Working Papers
Author
Abstract

I examine changes in the incidence of long-term employment in the United
States using data from mobility supplements and pension and benefit supplements to the
Current Population Survey (CPS) from 1979 through 1996. After controlling for demo-
graphic characteristics, the fraction of workers reporting more than ten and more than
twenty years of tenure fell substantially after 1993 to its lowest level since 1979. This
decline was concentrated among men, while long-term employment relationships became
slightly more common among women. The decline in the incidence of long-term employ-
ment relationships for all workers was not mirrored in an increase in incidence on lost jobs
(jobs from which workers were laid off Thus, the evidence is not consistent with the view
that the decline in long-term employment relationships is the result of employers targeting
long-term employees for layoff. In fact, it was found that the share of displaced men who
are displaced from long-term employment relationships has declined since 1979. In the
end, long-term employment relationships remain an important feature of the U.S. labor
market, and women are represented more fully in these relationships than in the past.

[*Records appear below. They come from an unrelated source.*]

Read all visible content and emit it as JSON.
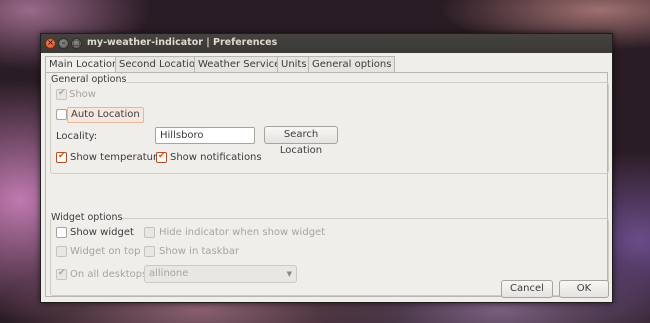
{
  "window": {
    "title": "my-weather-indicator | Preferences"
  },
  "tabs": [
    {
      "label": "Main Location",
      "active": true
    },
    {
      "label": "Second Location",
      "active": false
    },
    {
      "label": "Weather Services",
      "active": false
    },
    {
      "label": "Units",
      "active": false
    },
    {
      "label": "General options",
      "active": false
    }
  ],
  "general_options": {
    "title": "General options",
    "show": {
      "label": "Show",
      "checked": true,
      "enabled": false
    },
    "auto_location": {
      "label": "Auto Location",
      "checked": false
    },
    "locality_label": "Locality:",
    "locality_value": "Hillsboro",
    "search_button": "Search Location",
    "show_temperature": {
      "label": "Show temperature",
      "checked": true
    },
    "show_notifications": {
      "label": "Show notifications",
      "checked": true
    }
  },
  "widget_options": {
    "title": "Widget options",
    "show_widget": {
      "label": "Show widget",
      "checked": false
    },
    "hide_indicator": {
      "label": "Hide indicator when show widget",
      "checked": false,
      "enabled": false
    },
    "widget_on_top": {
      "label": "Widget on top",
      "checked": false,
      "enabled": false
    },
    "show_in_taskbar": {
      "label": "Show in taskbar",
      "checked": false,
      "enabled": false
    },
    "on_all_desktops": {
      "label": "On all desktops",
      "checked": true,
      "enabled": false
    },
    "skin_select": "allinone"
  },
  "buttons": {
    "cancel": "Cancel",
    "ok": "OK"
  },
  "colors": {
    "accent": "#d45a24",
    "window_bg": "#efeeea",
    "titlebar": "#3c3b37"
  }
}
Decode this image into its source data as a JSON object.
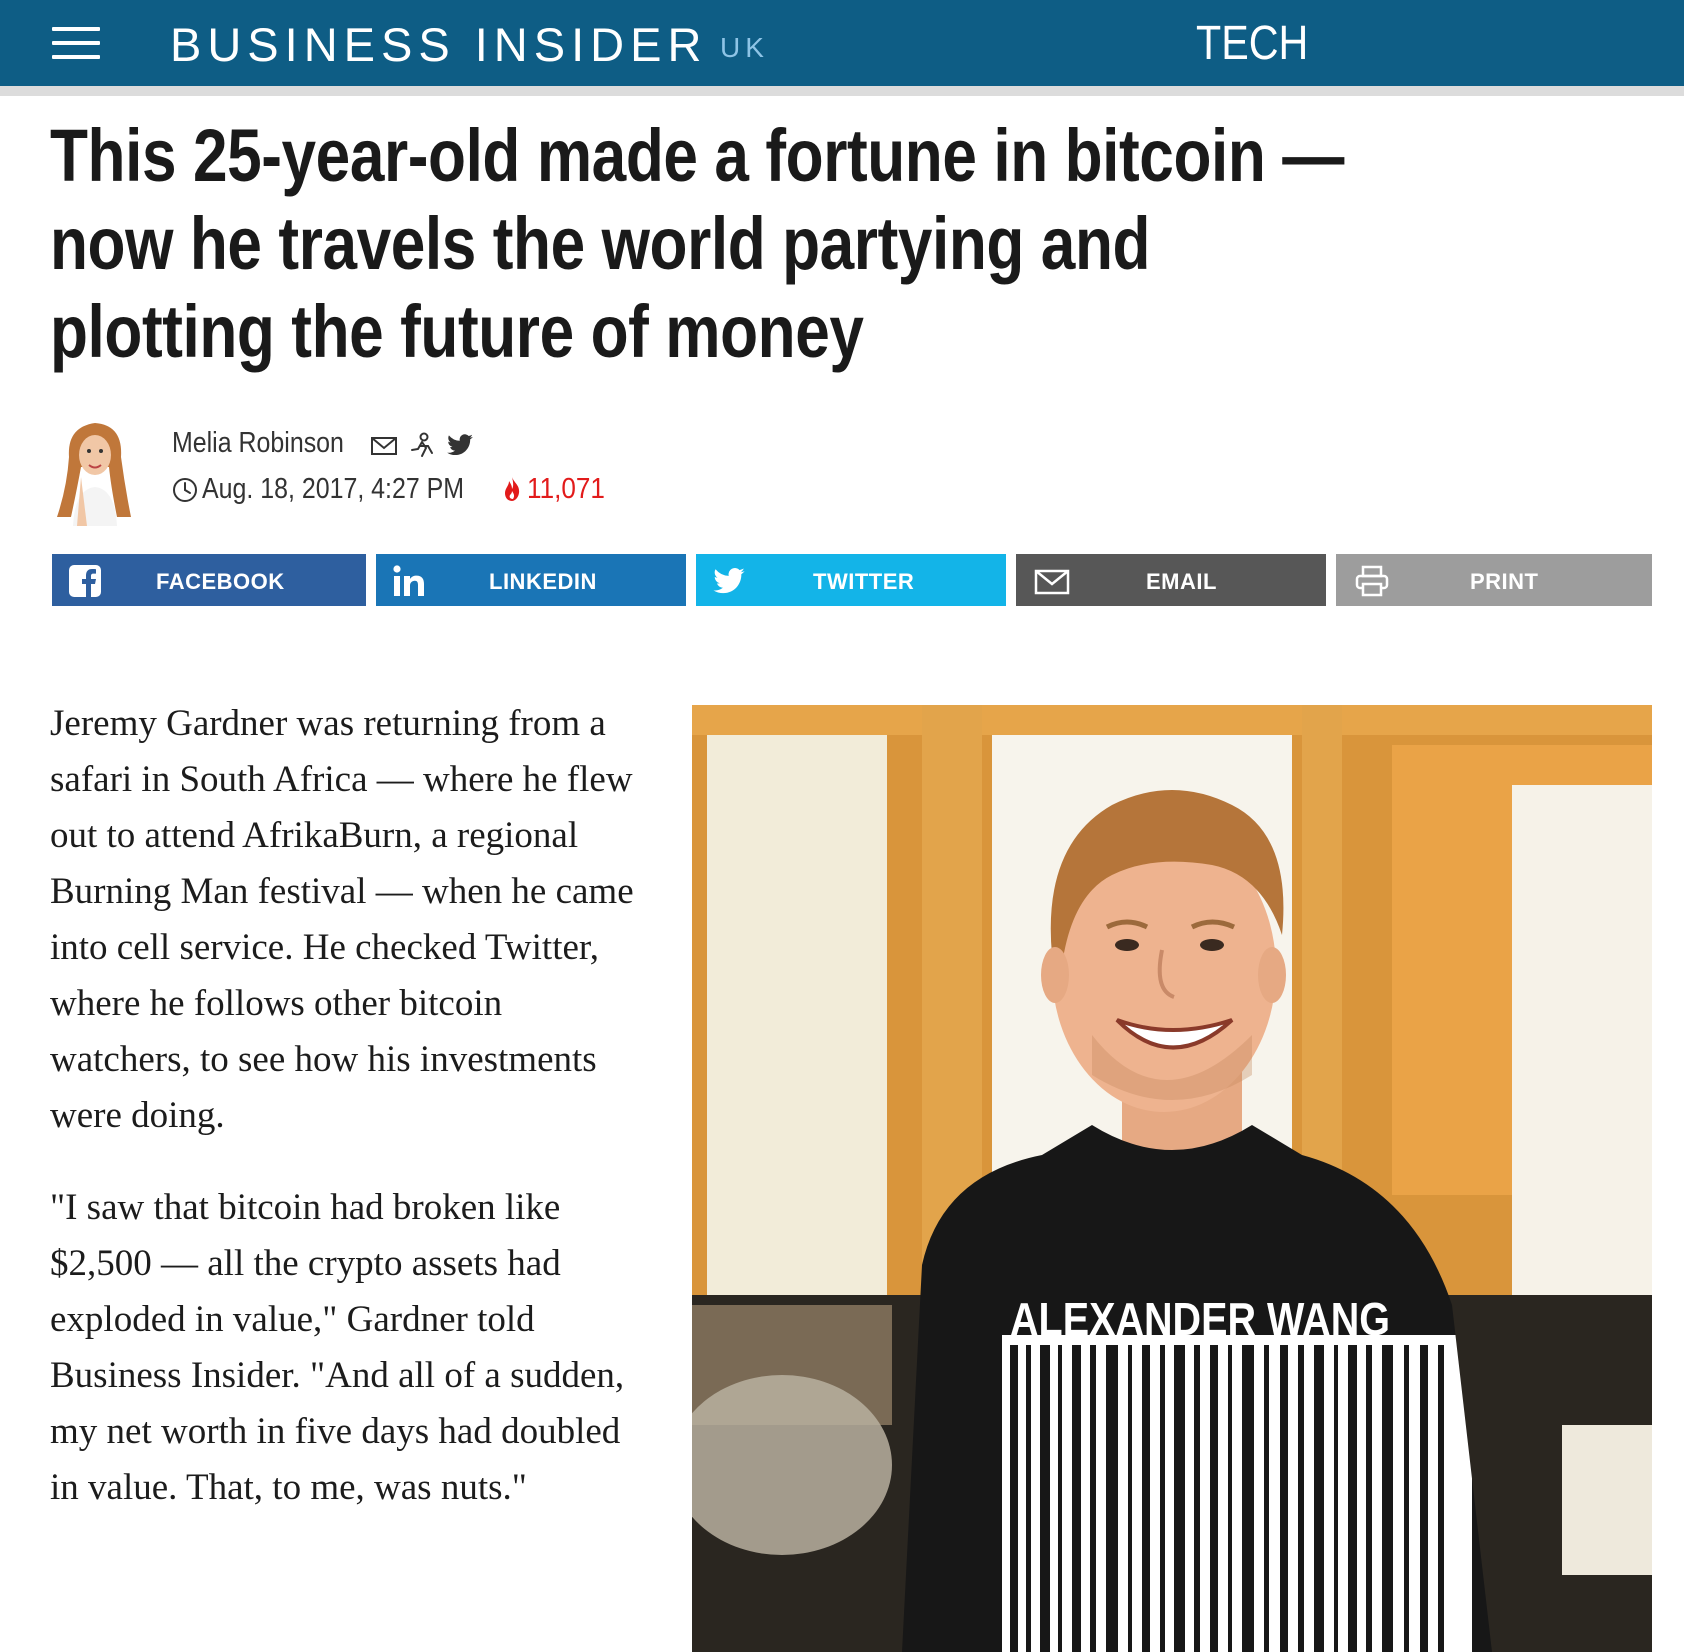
{
  "header": {
    "menu_icon": "hamburger-menu-icon",
    "brand_name": "BUSINESS INSIDER",
    "brand_edition": "UK",
    "section": "TECH",
    "bar_color": "#0e5d85"
  },
  "article": {
    "headline": "This 25-year-old made a fortune in bitcoin — now he travels the world partying and plotting the future of money",
    "author": {
      "name": "Melia Robinson",
      "photo": "author-portrait",
      "contact_icons": [
        "email-icon",
        "follow-author-icon",
        "twitter-icon"
      ]
    },
    "date": "Aug. 18, 2017, 4:27 PM",
    "views": "11,071",
    "views_color": "#e21b1b",
    "paragraphs": [
      "Jeremy Gardner was returning from a safari in South Africa — where he flew out to attend AfrikaBurn, a regional Burning Man festival — when he came into cell service. He checked Twitter, where he follows other bitcoin watchers, to see how his investments were doing.",
      "\"I saw that bitcoin had broken like $2,500 — all the crypto assets had exploded in value,\" Gardner told Business Insider. \"And all of a sudden, my net worth in five days had doubled in value. That, to me, was nuts.\""
    ],
    "hero_image": {
      "shirt_text": "ALEXANDER WANG"
    }
  },
  "share": {
    "facebook": {
      "label": "FACEBOOK",
      "color": "#2e5f9f",
      "icon": "facebook-icon"
    },
    "linkedin": {
      "label": "LINKEDIN",
      "color": "#1a75b6",
      "icon": "linkedin-icon"
    },
    "twitter": {
      "label": "TWITTER",
      "color": "#13b4e8",
      "icon": "twitter-icon"
    },
    "email": {
      "label": "EMAIL",
      "color": "#575757",
      "icon": "email-icon"
    },
    "print": {
      "label": "PRINT",
      "color": "#9d9d9d",
      "icon": "printer-icon"
    }
  }
}
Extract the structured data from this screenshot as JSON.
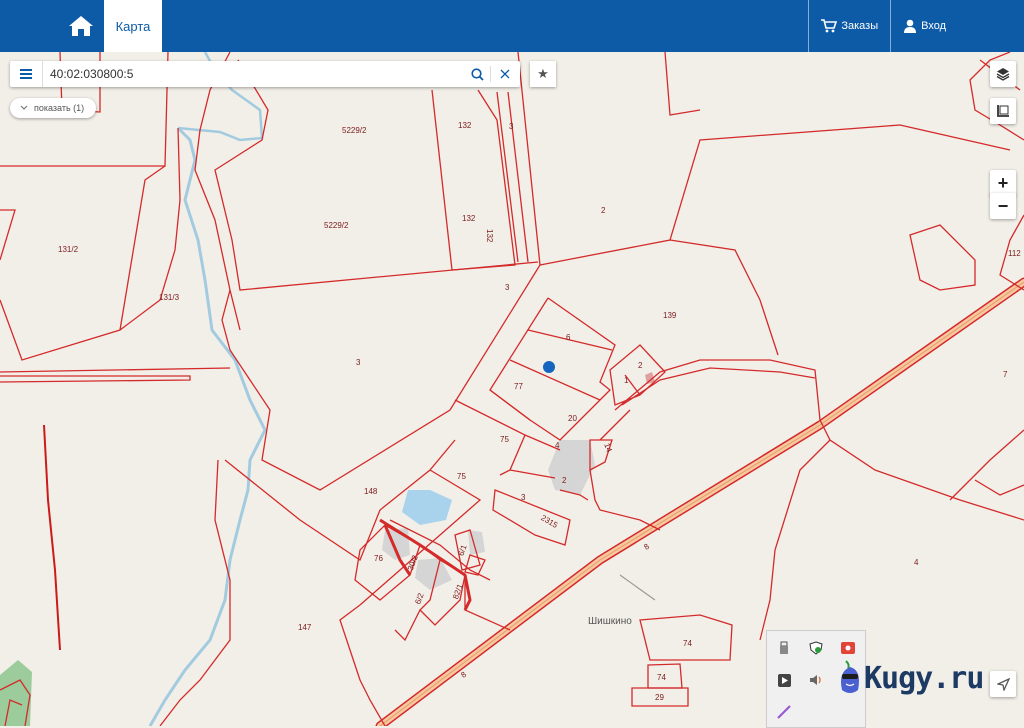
{
  "header": {
    "tab_map": "Карта",
    "orders_label": "Заказы",
    "login_label": "Вход"
  },
  "search": {
    "value": "40:02:030800:5"
  },
  "show_button": "показать (1)",
  "map": {
    "parcel_labels": [
      "5229/2",
      "132",
      "3",
      "5229/2",
      "132",
      "132",
      "2",
      "131/2",
      "131/3",
      "3",
      "3",
      "6",
      "139",
      "2",
      "1",
      "77",
      "20",
      "7",
      "75",
      "4",
      "14",
      "112",
      "2",
      "75",
      "3",
      "148",
      "2315",
      "6/1",
      "76",
      "30/2",
      "6/2",
      "82/1",
      "147",
      "8",
      "8",
      "4",
      "74",
      "74",
      "29"
    ],
    "place_label": "Шишкино"
  },
  "zoom": {
    "in": "+",
    "out": "−"
  },
  "watermark": "Kugy.ru",
  "colors": {
    "header": "#0d5aa7",
    "parcel_line": "#d42a2a",
    "road": "#f0a070",
    "river": "#a3cbe0",
    "marker": "#1565c0"
  }
}
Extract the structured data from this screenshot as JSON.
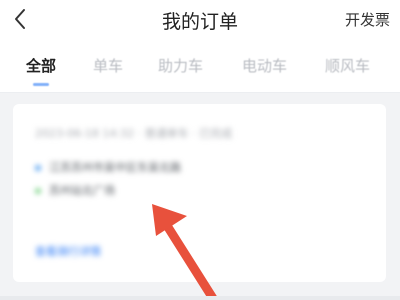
{
  "header": {
    "title": "我的订单",
    "action_label": "开发票",
    "back_icon": "chevron-left-icon"
  },
  "tabs": [
    {
      "label": "全部",
      "active": true
    },
    {
      "label": "单车",
      "active": false
    },
    {
      "label": "助力车",
      "active": false
    },
    {
      "label": "电动车",
      "active": false
    },
    {
      "label": "顺风车",
      "active": false
    }
  ],
  "colors": {
    "accent": "#2f7cf6",
    "start_dot": "#5aa4f0",
    "end_dot": "#7fd48a",
    "annotation_arrow": "#e8513c"
  },
  "order_card": {
    "meta": "2023-06-18 14:32 · 普通单车 · 已完成",
    "start": "江苏苏州市吴中区东吴北路",
    "end": "苏州站北广场",
    "link_label": "查看骑行详情"
  }
}
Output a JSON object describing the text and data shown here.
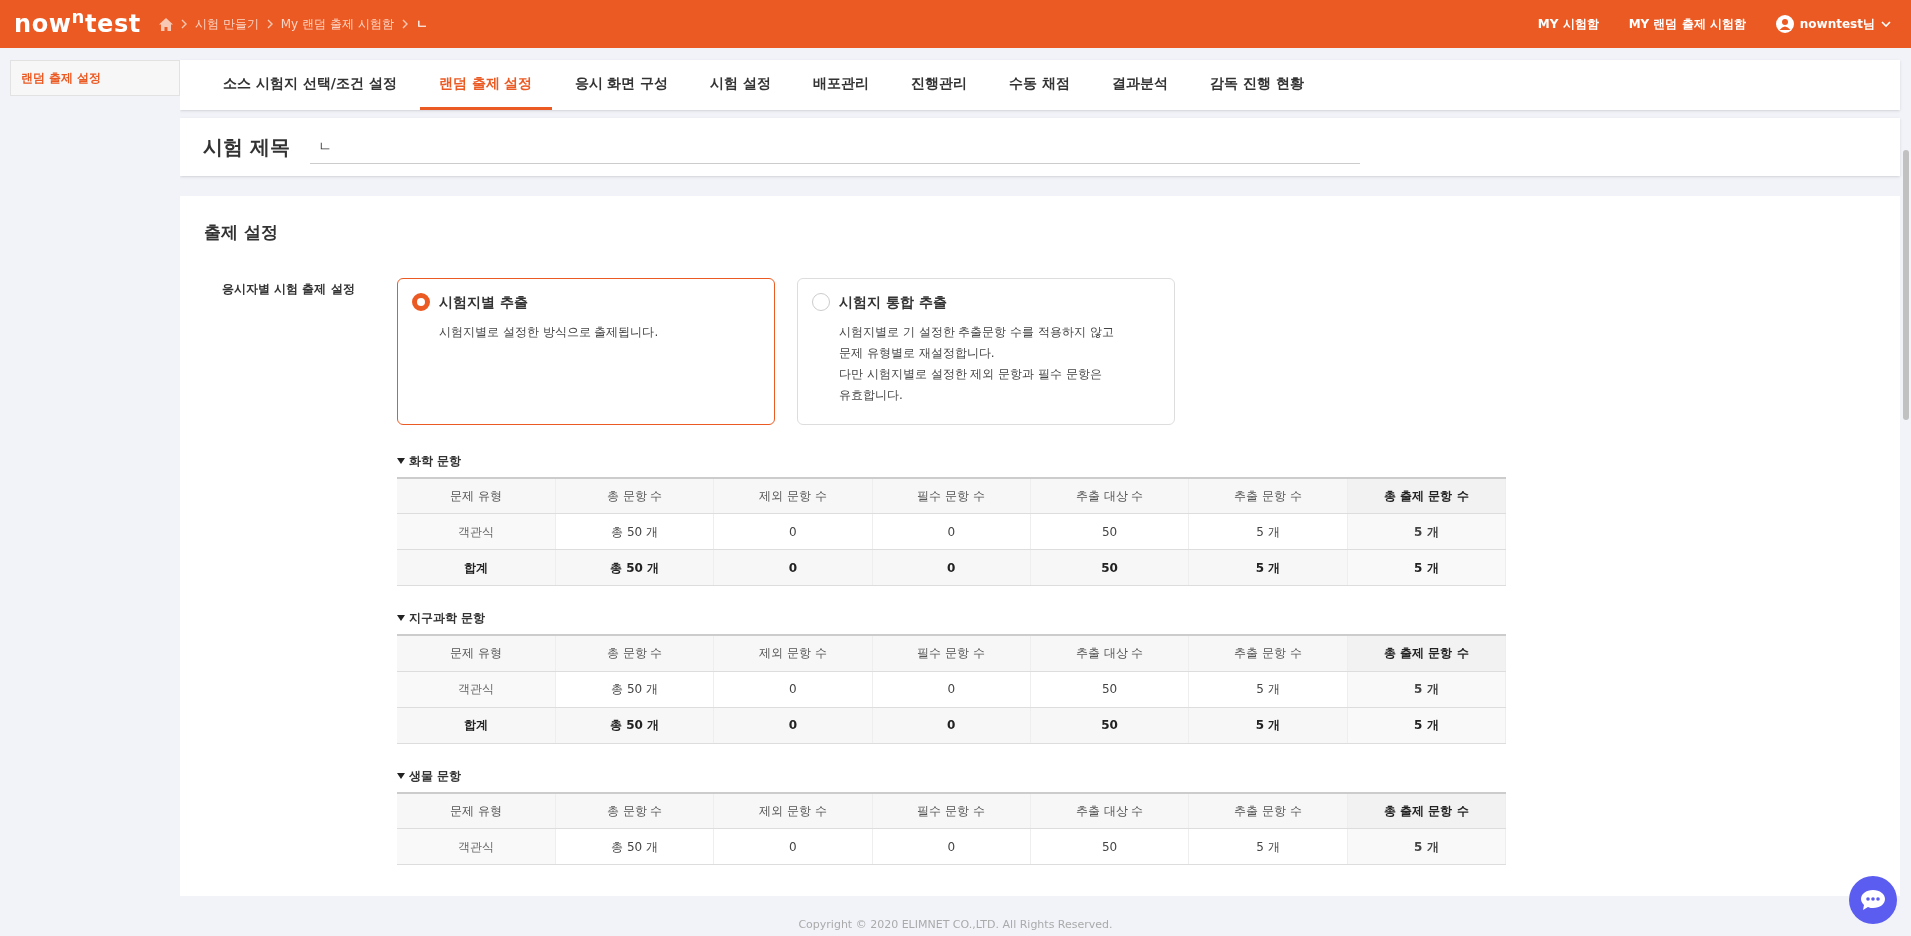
{
  "header": {
    "logo": "now$^{n}$test",
    "breadcrumb": [
      "시험 만들기",
      "My 랜덤 출제 시험함",
      "ㄴ"
    ],
    "links": [
      "MY 시험함",
      "MY 랜덤 출제 시험함"
    ],
    "user": "nowntest님"
  },
  "sidebar": {
    "items": [
      {
        "label": "랜덤 출제 설정",
        "selected": true
      }
    ]
  },
  "tabs": [
    {
      "label": "소스 시험지 선택/조건 설정",
      "selected": false
    },
    {
      "label": "랜덤 출제 설정",
      "selected": true
    },
    {
      "label": "응시 화면 구성",
      "selected": false
    },
    {
      "label": "시험 설정",
      "selected": false
    },
    {
      "label": "배포관리",
      "selected": false
    },
    {
      "label": "진행관리",
      "selected": false
    },
    {
      "label": "수동 채점",
      "selected": false
    },
    {
      "label": "결과분석",
      "selected": false
    },
    {
      "label": "감독 진행 현황",
      "selected": false
    }
  ],
  "exam_title": {
    "label": "시험 제목",
    "value": "ㄴ"
  },
  "settings": {
    "title": "출제 설정",
    "field_label": "응시자별 시험 출제 설정",
    "options": [
      {
        "title": "시험지별 추출",
        "description": "시험지별로 설정한 방식으로 출제됩니다.",
        "selected": true
      },
      {
        "title": "시험지 통합 추출",
        "description": "시험지별로 기 설정한 추출문항 수를 적용하지 않고\n문제 유형별로 재설정합니다.\n다만 시험지별로 설정한 제외 문항과 필수 문항은\n유효합니다.",
        "selected": false
      }
    ]
  },
  "sections": [
    {
      "title": "화학 문항",
      "expanded": true,
      "columns": [
        "문제 유형",
        "총 문항 수",
        "제외 문항 수",
        "필수 문항 수",
        "추출 대상 수",
        "추출 문항 수",
        "총 출제 문항 수"
      ],
      "rows": [
        {
          "kind": "data",
          "cells": [
            "객관식",
            "총 50 개",
            "0",
            "0",
            "50",
            "5 개",
            "5 개"
          ]
        },
        {
          "kind": "total",
          "cells": [
            "합계",
            "총 50 개",
            "0",
            "0",
            "50",
            "5 개",
            "5 개"
          ]
        }
      ]
    },
    {
      "title": "지구과학 문항",
      "expanded": true,
      "columns": [
        "문제 유형",
        "총 문항 수",
        "제외 문항 수",
        "필수 문항 수",
        "추출 대상 수",
        "추출 문항 수",
        "총 출제 문항 수"
      ],
      "rows": [
        {
          "kind": "data",
          "cells": [
            "객관식",
            "총 50 개",
            "0",
            "0",
            "50",
            "5 개",
            "5 개"
          ]
        },
        {
          "kind": "total",
          "cells": [
            "합계",
            "총 50 개",
            "0",
            "0",
            "50",
            "5 개",
            "5 개"
          ]
        }
      ]
    },
    {
      "title": "생물 문항",
      "expanded": true,
      "columns": [
        "문제 유형",
        "총 문항 수",
        "제외 문항 수",
        "필수 문항 수",
        "추출 대상 수",
        "추출 문항 수",
        "총 출제 문항 수"
      ],
      "rows": [
        {
          "kind": "data",
          "cells": [
            "객관식",
            "총 50 개",
            "0",
            "0",
            "50",
            "5 개",
            "5 개"
          ]
        }
      ]
    }
  ],
  "footer": "Copyright © 2020 ELIMNET CO.,LTD. All Rights Reserved."
}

Year of Publication
1997
Number
384
Date Published
07/1997
Publication Language
eng
Citation Key
8232
Farber, H. (1997). Trends in Long Term Employment in the United States, 1979-96. Retrieved from http://arks.princeton.edu/ark:/88435/dsp01g158bh309 (Original work published July 1997)
Working Papers
Keywords
Abstract

A common feature to most aggregative studies of the labor market is a marginal productivity expression in which the quantity of labor appears on
the left hand side of the equation, and the right hand side includes the real
wage and output. A number of researchers have cautioned that if the output
variable is treated as exogenous, serious econometric difficulties may
result. However, the assumption that output is exogenous has not been
tested. In this paper, we estimate an equilibrium model of the labor market,
and use it to test the assumption of output exogeneity. We find that the
assumption that output is exogenous cannot be rejected by the data.

Year of Publication
1988
Number
245
Date Published
11/1988
Publication Language
eng
Citation Key
Review of Economics and Statistics, August, 1980.
Rosen, H., & Quandt, R. (1988). Endogenous Output in an Aggregate Model of the Labor Market. Retrieved from http://arks.princeton.edu/ark:/88435/dsp01c534fn945 (Original work published November 1988)
Working Papers